There are the most important ones, and you will perform most of the magic with them.
Where lets you filter data, Select lets you project data like you were folding it into origami, and GroupBy requires an article to describe become there is no way to construct a one line sentence to describe what GroupBy does in layman terms.
Well you can, but it won’t make any sense.
GroupBy lets you group data.
To solidify whatever we have learned to far, we will now look at one incredibly simple operations using Where.
If you haven’t downloaded the workflow I had painstakingly put together, then go and do it right now or else I will keep up with the emotional blackmail.
You will find a Spreadsheet titled “DataToPlayAroundWith” and you’d better do as the name suggests or I will be very disappointed.
Any excel file will do, but the workflow references that particular spreadsheet, which is why it’s better if you go through that itself.

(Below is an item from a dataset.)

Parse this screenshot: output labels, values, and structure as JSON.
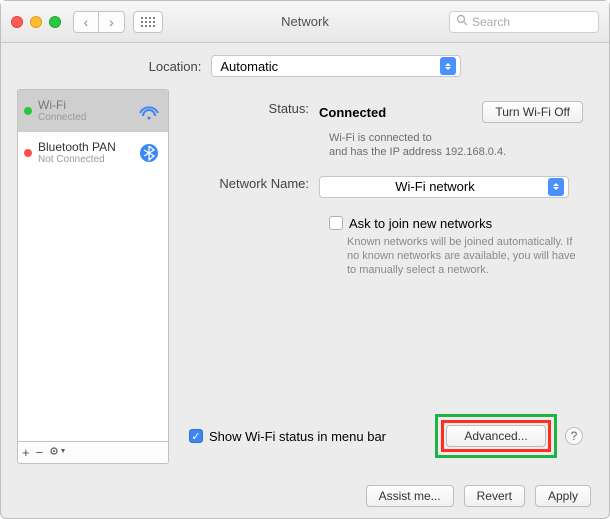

Inside the excel, there is a column called “Genre”.
There are some records which fall under the category of “Crime” which you’d like to retrieve.
Maybe you’ve always liked watching criminal masterminds at work, and made it your life’s mission to disappoint your parents by becoming one.

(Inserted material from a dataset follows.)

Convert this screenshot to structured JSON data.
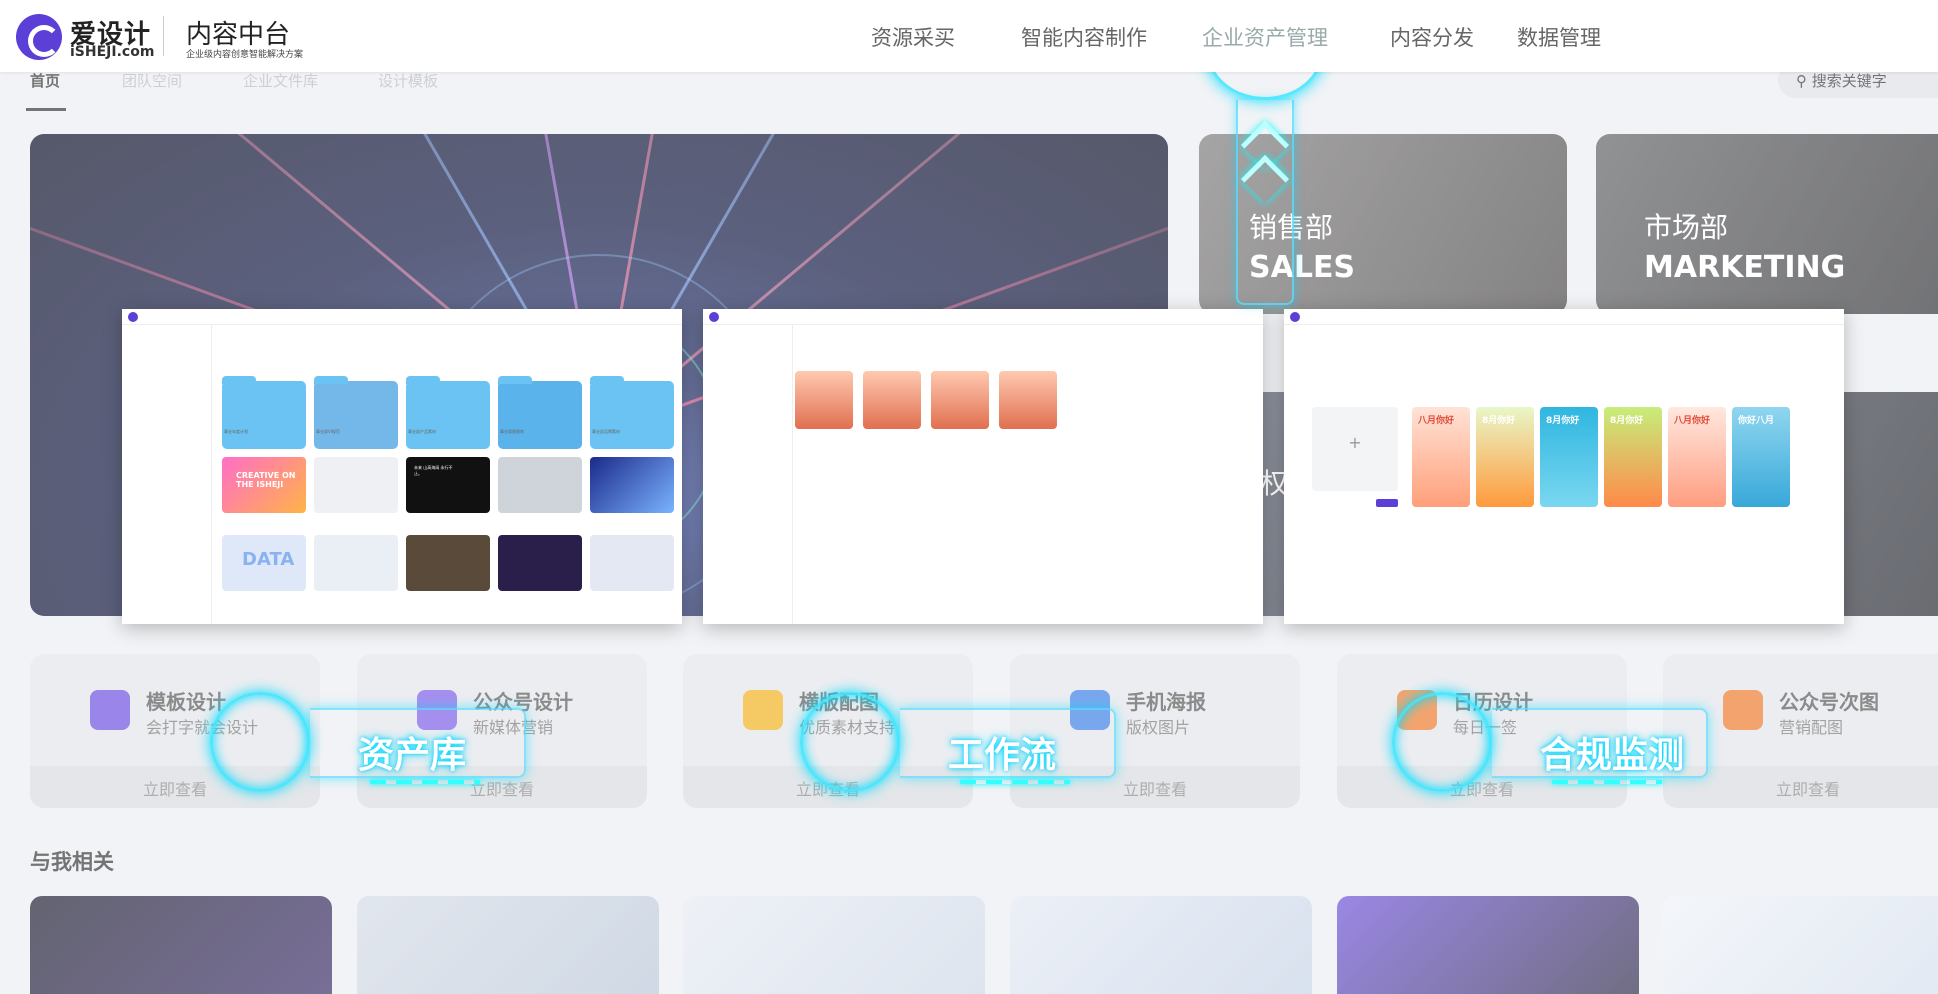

Think about this for a while, how would you normally go about filtering data?
You’d probably use a For Each, nest an If Condition to check if Row(“Genre”).ToString.Equals(“Crime”) and assign that row to a new DataTable.
If you’re smart, then you’d probably go for the Filter DataTable Activity and get the work done there.
This is fine, but what if the dataset is large? The Filter DataTable Activity still does a pretty good job, so you don’t necessarily have to use it in situations where you are only filtering.
Where starts to shine when the filtering is a bit more complex, like when you want to perform some sort of a regex check, or apply conditions involving other columns in ways the Filter DataTable Activity can’t account for.
Where can’t operate without any parameters. The Where houses a Predicate which loves to munch on Boolean values, so it won’t operate without one.
But before that, you have to declare a Lambda Function, which is a function without a name.
He is a little shy, and would like to remain anonymous.
Now lets give our hungry predicate something to chew on.
But is this really ok?
What if there are some extra spaces, or if some of the genre are not in proper case?
“CriMe” is the same as “Crime” so we have to account for that as well.
I guess we are done…or are we?
Sure, we have sculpted our block of ice to perfection, but shouldn’t we preserve it now?
We have to freeze it back into a DataTable to preserve the changes we made, and that is done by fusing a CopyToDatatable Method to it.
But What If I Wanted The First Three Rows?
The Take Method would be the most appropriate for that, but if you really want to use Where, you can achieve that as well.
dt_sampleData.AsEnumerable().Take(3).CopyToDataTable() //Preferred dt_sampleData.AsEnumerable().Where(Function(w,i) i<3).CopyToDataTable() //Not Preferred
But lets be realistic for a moment, if we are going to apply a filter and want the first three rows, obviously it has to be the first three records from the Filtered Collection, right?
dt_sampleData.AsEnumerable().Where(Function(w) w(“Genre”).ToString.Trim.ToLower.Equals(“crime”)).Take(3).CopyToDataTable() //Most Likely Scenario
And that’s how LINQ works.
If you don’t get it right away, that’s ok.
Like with anything worthwhile, you have to keep working with it.
Persist, and it will eventually reveal its secrets to you.